IAM District 751 machinists join the picket line to support Boeing firefighters during their lockout from the company on Thursday, May 16, 2024, in Everett, Washington. (Ryan Berry / The Herald)
Amid lockout, Boeing, union firefighters return to bargaining table

The firefighters and the planemaker held limited negotiations this week: They plan to meet again Monday, but a lockout continues.

Heavy traffic northbound on 1-5 in Everett, Washington on August 31, 2022.  (Kevin Clark / The Herald)
On I-5 in Everett, traffic nightmare is reminder we’re ‘very vulnerable’

After a police shooting shut down the freeway, commutes turned into all-night affairs. It was just a hint of what could be in a widespread disaster.

Anthony Brock performs at Artisans PNW during the first day of the Fisherman’s Village Music Fest on Thursday, May 16, 2024 in Everett, Washington. (Olivia Vanni / The Herald)
At downtown Everett musical festival: ‘Be weird and dance with us’

In its first night, Fisherman’s Village brought together people who “might not normally be in the same room together” — with big acts still to come.
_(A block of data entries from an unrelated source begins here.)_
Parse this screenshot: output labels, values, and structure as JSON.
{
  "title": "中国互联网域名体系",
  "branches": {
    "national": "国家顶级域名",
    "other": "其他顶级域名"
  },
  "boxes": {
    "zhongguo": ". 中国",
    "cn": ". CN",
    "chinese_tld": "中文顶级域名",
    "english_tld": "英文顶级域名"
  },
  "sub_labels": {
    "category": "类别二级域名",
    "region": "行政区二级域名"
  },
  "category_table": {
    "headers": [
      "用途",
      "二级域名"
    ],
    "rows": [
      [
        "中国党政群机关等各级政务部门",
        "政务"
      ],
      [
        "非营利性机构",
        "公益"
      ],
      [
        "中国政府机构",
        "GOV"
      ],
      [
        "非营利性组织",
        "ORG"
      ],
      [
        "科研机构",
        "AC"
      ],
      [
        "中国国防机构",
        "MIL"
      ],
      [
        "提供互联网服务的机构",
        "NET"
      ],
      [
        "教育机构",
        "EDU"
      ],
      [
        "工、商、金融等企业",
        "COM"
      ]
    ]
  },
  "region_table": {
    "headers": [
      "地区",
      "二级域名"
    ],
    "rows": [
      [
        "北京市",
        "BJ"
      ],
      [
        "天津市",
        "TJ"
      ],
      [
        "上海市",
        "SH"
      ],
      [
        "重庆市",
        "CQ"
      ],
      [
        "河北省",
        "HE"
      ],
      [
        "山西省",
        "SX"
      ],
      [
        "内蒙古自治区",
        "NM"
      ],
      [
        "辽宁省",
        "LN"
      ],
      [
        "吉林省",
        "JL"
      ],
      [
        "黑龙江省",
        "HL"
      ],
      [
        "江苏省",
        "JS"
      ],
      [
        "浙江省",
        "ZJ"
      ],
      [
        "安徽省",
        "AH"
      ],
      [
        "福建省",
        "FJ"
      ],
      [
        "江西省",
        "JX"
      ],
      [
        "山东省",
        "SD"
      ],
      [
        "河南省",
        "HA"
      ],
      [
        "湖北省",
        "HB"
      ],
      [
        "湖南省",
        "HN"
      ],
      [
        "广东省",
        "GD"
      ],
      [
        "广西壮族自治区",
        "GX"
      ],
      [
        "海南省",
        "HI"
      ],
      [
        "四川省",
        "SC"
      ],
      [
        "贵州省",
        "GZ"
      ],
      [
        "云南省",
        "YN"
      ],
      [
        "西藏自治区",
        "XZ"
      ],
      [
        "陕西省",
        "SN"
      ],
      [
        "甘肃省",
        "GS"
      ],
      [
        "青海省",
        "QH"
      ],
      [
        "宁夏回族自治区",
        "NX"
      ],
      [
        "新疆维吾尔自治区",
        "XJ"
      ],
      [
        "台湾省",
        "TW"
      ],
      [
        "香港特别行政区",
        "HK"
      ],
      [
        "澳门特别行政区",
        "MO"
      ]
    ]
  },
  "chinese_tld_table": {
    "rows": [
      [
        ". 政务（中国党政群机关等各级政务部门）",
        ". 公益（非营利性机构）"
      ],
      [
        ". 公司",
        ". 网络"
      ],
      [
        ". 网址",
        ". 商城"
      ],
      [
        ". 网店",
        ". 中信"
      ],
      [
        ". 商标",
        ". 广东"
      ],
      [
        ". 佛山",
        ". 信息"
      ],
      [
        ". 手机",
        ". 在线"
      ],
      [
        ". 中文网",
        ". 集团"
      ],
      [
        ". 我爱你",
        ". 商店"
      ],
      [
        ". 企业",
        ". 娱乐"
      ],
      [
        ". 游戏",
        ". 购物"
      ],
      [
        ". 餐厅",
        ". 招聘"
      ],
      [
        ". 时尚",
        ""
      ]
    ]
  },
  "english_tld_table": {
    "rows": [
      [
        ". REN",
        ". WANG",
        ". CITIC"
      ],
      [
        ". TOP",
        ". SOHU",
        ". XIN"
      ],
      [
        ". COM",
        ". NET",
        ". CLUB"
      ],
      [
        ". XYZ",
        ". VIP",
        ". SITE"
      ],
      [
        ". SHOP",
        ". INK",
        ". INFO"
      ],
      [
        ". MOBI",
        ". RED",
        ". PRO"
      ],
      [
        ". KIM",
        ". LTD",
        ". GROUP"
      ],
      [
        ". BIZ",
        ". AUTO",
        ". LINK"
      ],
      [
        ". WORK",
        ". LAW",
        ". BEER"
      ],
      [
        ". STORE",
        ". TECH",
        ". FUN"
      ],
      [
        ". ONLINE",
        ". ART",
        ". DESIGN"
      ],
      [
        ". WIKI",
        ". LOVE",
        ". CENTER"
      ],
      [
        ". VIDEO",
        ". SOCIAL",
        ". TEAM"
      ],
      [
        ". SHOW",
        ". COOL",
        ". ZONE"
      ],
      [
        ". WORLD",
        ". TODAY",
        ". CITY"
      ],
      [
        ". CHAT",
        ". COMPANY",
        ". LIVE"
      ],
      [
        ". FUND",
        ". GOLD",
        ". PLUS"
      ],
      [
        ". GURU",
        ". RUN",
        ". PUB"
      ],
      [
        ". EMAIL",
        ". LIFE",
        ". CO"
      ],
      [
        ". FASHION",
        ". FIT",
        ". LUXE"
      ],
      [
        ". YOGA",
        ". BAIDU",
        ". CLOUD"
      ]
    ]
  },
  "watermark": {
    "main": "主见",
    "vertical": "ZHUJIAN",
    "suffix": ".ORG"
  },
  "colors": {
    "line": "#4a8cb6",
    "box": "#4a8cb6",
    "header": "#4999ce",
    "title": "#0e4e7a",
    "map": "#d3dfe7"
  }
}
Two troopers place a photo of slain Washington State Patrol trooper Chris Gadd outside District 7 Headquarters about twelve hours after Gadd was struck and killed on southbound I-5 about a mile from the headquarters on Saturday, March 2, 2024, in Marysville, Washington. (Ryan Berry / The Herald)
Judge reduces bail for driver accused of killing Marysville trooper

After hearing from Raul Benitez Santana’s family, a judge decreased bail to $100,000. A deputy prosecutor said he was “very disappointed.”

Community Transit leaders, from left, Chief Communications Officer Geoff Patrick, Zero-Emissions Program Manager Jay Heim, PIO Monica Spain, Director of Maintenance Mike Swehla and CEO Ric Ilgenfritz stand in front of Community Transit’s hydrogen-powered bus on Monday, May 13, 2024, at the Community Transit Operations Base in Everett, Washington. (Ryan Berry / The Herald)
New hydrogen, electric buses get trial run in Snohomish County

As part of a zero-emission pilot program from Community Transit, the hydrogen bus will be the first in the Puget Sound area.

Two people fight on the side of I-5 neat Marysville. (Photo provided by WSDOT)
Video: Man charged at trooper, shouting ‘Who’s the boss?’ before shooting

The deadly shooting shut down northbound I-5 near Everett for hours. Neither the trooper nor the deceased had been identified as of Friday.

Two people fight on the side of I-5 neat Marysville. (Photo provided by WSDOT)
Road rage, fatal police shooting along I-5 blocks traffic near Everett

An attack on road workers preceded a report of shots fired Thursday, snarling freeway traffic in the region for hours.

The Port of Everett and Everett Marina on Tuesday, Dec. 19, 2023 in Everett, Washington. (Olivia Vanni / The Herald)
Is Port of Everett’s proposed expansion a ‘stealth tax?’ Judge says no

A Snohomish resident lost a battle in court this week protesting what he believes is a misleading measure from the Port of Everett.

Pablo Garduno and the team at Barbacoa Judith’s churn out pit-roasted lamb tacos by the dozen at the Hidden Gems Weekend Market on Sunday, April 28, 2024, at Boom City in Tulalip, Washington. (Ryan Berry / The Herald)
Eating our way through Tulalip’s Hidden Gems weekend market

Don’t miss the pupusas, pit-roasted lamb tacos, elotes and even produce for your next meal.

Reed Macdonald, magniX CEO. Photo: magniX
Everett-based magniX appoints longtime aerospace exec as new CEO

Reed Macdonald will take the helm at a pivotal time for the company that builds electric motors for airplanes.

A guitarist keeps rhythm during Lovely Color’s set on the opening night of Fisherman’s Village on Thursday, May 18, 2023, at Black Lab in Everett, Washington. (Ryan Berry / The Herald)
No matter what music you’re into, Fisherman’s Village has a hook for you

From folk to psychedelic pop to hip-hop, here’s a quick guide to artists you might want to check out in downtown Everett.

Support local journalism

If you value local news, make a gift now to support the trusted journalism you get in The Daily Herald. Donations processed in this system are not tax deductible.